Hidden Valley Golf Club in Norco: Mountain course will challenge the best
NORCO, Calif. -- Sometimes Hidden Valley Golf Club General Manager Mark Hoesing still marvels at how his golf course all came together.
Course architect Casey O'Callaghan transformed a spectacular piece of unbridled land into a breath-taking championship layout that provides the golfer a dramatic ride up and down the roller-coaster-like terrain in the northern foothills of the Santa Ana Mountains about 50 miles west of downtown Los Angeles.
The 6,721-yard, par-72 course is located about 2.5 miles off of Interstate-15 in the area known throughout southern California as the Inland Empire, a stretch of land west of the nation's second-largest city.
Hidden Valley Golf Club opened in 1997 in what will someday be a large sub-division, but housing construction is still in the early stages. Don't worry, golf fans, there won't be any houses built on the course, preserving the natural beauty of the surroundings.
Just the trip up the winding Clubhouse Drive can get the golfing juices jumping as the course unfolds well below you.
"We are blessed (with this land)," Hoesing said. "I still can't believe when I look at some of the early pictures that someone thought this could be a golf course. This is not your average course for the price or the experience."
Golf Digest doesn't think it's average, either, awarding the course a 3 1/2-star rating in 1998. The low prices don't reflect the course's worth.
"Golf in southern California is fairly pricey," Hoesing said. "Here, you'll get a visually stimulating experience with a value for about $30 less than what you might pay somewhere else. It's an experience that's not easy to match. We're a great option that will only take about an extra 10 to 15 minute drive. It's a very stunning layout."
Hidden Valley Golf Club is owned by Illinois-based Kemper Sports Management, which operates more than 30 courses in nine states, including the prestigious Kemper Lakes Golf Course in Long Grove, Ill. Hidden Valley must certainly be one of Kemper's best.
Hundreds of massive granite boulders dot the property, some sitting in the middle of fairways, giving the course a feel much like the famous Troon North Golf Club of Scottsdale, Ariz. Some of the more formidable rock structures have earned names -- like Hat Rock or Twin Saber Rock, which blocks any approach shot from the right side of the first green. This massive outcropping inspired the course's logo.
Besides the hazard of hitting these rocks, they might hold another danger -- rattlesnakes. Signs across the course warn golfers not to stray too far off the fairways to retrieve their balls! Amazingly, there are no trees on the golf course with which to contend.

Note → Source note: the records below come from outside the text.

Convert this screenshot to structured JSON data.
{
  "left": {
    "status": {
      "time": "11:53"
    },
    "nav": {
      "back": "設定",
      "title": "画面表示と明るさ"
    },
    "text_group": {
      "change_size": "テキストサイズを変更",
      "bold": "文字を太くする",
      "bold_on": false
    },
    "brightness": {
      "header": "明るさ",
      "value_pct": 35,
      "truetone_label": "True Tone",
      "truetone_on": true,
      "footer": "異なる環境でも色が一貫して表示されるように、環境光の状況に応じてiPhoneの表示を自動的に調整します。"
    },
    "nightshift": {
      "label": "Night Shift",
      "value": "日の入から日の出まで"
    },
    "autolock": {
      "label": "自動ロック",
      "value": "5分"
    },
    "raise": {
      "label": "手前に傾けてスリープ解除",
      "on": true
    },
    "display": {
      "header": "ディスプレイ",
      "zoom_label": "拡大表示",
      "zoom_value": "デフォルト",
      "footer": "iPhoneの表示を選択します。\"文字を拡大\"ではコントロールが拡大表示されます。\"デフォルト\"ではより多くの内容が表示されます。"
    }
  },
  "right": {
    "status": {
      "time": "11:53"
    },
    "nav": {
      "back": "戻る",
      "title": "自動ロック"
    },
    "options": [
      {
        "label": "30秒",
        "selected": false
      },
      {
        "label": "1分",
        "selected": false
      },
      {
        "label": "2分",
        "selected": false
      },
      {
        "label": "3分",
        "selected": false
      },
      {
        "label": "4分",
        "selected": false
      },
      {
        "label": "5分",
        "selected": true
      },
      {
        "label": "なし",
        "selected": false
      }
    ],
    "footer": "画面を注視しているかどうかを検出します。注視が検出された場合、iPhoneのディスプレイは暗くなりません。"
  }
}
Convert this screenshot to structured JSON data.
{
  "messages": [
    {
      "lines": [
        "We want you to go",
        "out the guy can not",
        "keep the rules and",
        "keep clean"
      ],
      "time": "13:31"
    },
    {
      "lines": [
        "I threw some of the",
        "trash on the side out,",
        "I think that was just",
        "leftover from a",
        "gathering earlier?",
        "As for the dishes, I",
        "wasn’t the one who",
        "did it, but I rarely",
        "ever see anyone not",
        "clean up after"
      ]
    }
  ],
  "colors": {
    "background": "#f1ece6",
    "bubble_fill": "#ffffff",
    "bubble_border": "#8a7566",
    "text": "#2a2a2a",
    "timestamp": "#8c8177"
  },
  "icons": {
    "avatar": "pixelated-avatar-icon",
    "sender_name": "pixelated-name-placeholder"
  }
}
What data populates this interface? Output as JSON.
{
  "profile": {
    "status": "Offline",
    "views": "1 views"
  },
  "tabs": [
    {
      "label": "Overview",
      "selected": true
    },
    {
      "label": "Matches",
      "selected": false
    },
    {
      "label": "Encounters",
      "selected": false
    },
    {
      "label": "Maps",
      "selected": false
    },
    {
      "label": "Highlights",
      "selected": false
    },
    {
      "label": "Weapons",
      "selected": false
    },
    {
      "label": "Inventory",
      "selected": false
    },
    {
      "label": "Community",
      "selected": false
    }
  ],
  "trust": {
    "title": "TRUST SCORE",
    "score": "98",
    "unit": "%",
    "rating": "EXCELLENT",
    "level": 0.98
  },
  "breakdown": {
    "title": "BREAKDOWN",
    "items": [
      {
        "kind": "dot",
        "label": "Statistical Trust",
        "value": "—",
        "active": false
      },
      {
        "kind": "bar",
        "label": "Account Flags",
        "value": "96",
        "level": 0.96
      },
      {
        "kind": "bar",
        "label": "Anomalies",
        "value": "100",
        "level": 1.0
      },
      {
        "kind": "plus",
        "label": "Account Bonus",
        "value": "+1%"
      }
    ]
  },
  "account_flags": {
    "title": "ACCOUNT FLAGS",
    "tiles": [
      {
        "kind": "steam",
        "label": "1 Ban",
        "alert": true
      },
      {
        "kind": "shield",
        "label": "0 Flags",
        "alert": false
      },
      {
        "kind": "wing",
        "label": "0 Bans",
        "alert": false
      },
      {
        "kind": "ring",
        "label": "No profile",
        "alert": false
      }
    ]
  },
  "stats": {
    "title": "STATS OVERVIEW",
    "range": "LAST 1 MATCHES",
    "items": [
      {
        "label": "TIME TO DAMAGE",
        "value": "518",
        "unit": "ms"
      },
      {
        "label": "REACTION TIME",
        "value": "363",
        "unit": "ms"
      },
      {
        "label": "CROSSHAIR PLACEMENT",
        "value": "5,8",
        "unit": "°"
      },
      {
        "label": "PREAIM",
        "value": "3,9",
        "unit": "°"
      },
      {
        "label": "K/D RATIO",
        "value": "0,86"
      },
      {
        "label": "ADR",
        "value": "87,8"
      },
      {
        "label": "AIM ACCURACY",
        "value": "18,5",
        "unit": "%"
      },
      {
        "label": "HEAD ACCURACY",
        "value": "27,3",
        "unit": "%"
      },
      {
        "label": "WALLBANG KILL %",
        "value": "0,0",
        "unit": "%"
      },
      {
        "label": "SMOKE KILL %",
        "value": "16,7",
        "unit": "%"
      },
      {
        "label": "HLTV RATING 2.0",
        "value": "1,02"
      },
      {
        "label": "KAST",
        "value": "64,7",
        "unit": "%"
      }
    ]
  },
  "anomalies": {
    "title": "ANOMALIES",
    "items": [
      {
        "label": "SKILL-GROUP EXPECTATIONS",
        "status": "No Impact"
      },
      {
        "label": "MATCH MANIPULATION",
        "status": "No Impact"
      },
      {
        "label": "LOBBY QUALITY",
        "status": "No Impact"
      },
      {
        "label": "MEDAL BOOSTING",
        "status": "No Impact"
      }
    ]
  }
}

Golfers have no one to blame for their errant shots except themselves with the computerized yardage system in each cart. The graphics display an entire layout of the hole, along with the yardage over hazards and advice on where to play each shot. Once in the fairway, it computes the yardage to the front, middle and back of the green, including distance to the pin. It seemed to be fairly accurate, unlike some cheaper models at other courses.
Beginning golfers might consider some of Hidden Valley Golf Club's grand elevation changes and carries over brush-filled valleys quite intimidating, but they can't argue with the course's visual appeal. O'Callaghan seemed to be conscious of the course's tough appearance. He designed five sets of tees with many of the white tees across the forced carries the players face from the blues. The whites play from a considerably shorter length of 5,826 yards.
O'Callaghan was also generous in how he designed his fairways and greens. The fairway landing areas are wide and many of the greens incredibly oversized to accept long irons or running shots. It helps make the course more playable.
After the par-5, 495-yard first hole, the course climbs about 100 feet to the mountain side for holes 2-6. Several of these holes, including the 388-yard second hole and the 455-yard par-5 sixth, demand challenging, uphill tee shots to fairways more than 120 yards away.
Hidden Valley Golf Club's 314-yard seventh hole tempts the long hitters into false thoughts of reaching the green off the tee. It's a visual trick, though, because the fairway is to the left. Unseen by the golfer on the tee, water and two bunkers rest below the green.
No. 9, a 397-yard par-4, drops downhill 120 feet with a desert-like gully running along the right side of the fairway. Another brush-ravaged washout area guards the approach shot. The Southern California PGA Section ranks this hole one of the best in southern California.
Hidden Valley Golf Club's back nine
The drama continues throughout the entire back nine, but No. 13, a 148-yard par 3, and No. 15, a 574-yard par 5, are the highlights. The 13th tee provides the most majestic view of the entire course below. It's almost hard to concentrate on the tee shot.
The 15th hole plummets nearly 220 feet from tee to green. Although the hole bends right, stay left the entire time or what's known as "heartbreak wall," another sensitive wildlife area, will swallow your ball.
With a driving range, putting green and chipping area and dining facilities, there's no amenity Hidden Valley Golf Club really lacks.
March 12, 2001